> _Available records_
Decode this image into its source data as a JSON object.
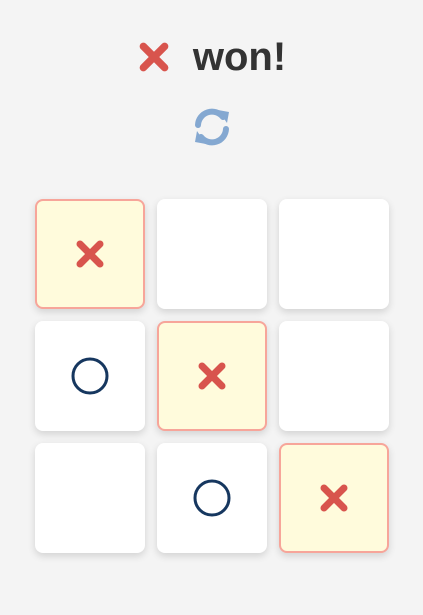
{
  "status": {
    "winner_icon": "x-icon",
    "text": "won!",
    "color": "#333333"
  },
  "reset": {
    "icon": "refresh-icon",
    "color": "#84a8d1"
  },
  "board": {
    "cells": [
      {
        "mark": "x",
        "highlight": true
      },
      {
        "mark": "",
        "highlight": false
      },
      {
        "mark": "",
        "highlight": false
      },
      {
        "mark": "o",
        "highlight": false
      },
      {
        "mark": "x",
        "highlight": true
      },
      {
        "mark": "",
        "highlight": false
      },
      {
        "mark": "",
        "highlight": false
      },
      {
        "mark": "o",
        "highlight": false
      },
      {
        "mark": "x",
        "highlight": true
      }
    ]
  },
  "colors": {
    "x": "#d8544d",
    "o": "#16375f",
    "win_bg": "#fffbdc",
    "win_border": "#f7a59a",
    "background": "#f4f4f4"
  }
}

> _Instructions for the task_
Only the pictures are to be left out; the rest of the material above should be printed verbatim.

> _Output below_
Decode this image into its source data as a JSON object.
{
  "status": {
    "winner_icon": "x-icon",
    "text": "won!",
    "color": "#333333"
  },
  "reset": {
    "icon": "refresh-icon",
    "color": "#84a8d1"
  },
  "board": {
    "cells": [
      {
        "mark": "x",
        "highlight": true
      },
      {
        "mark": "",
        "highlight": false
      },
      {
        "mark": "",
        "highlight": false
      },
      {
        "mark": "o",
        "highlight": false
      },
      {
        "mark": "x",
        "highlight": true
      },
      {
        "mark": "",
        "highlight": false
      },
      {
        "mark": "",
        "highlight": false
      },
      {
        "mark": "o",
        "highlight": false
      },
      {
        "mark": "x",
        "highlight": true
      }
    ]
  },
  "colors": {
    "x": "#d8544d",
    "o": "#16375f",
    "win_bg": "#fffbdc",
    "win_border": "#f7a59a",
    "background": "#f4f4f4"
  }
}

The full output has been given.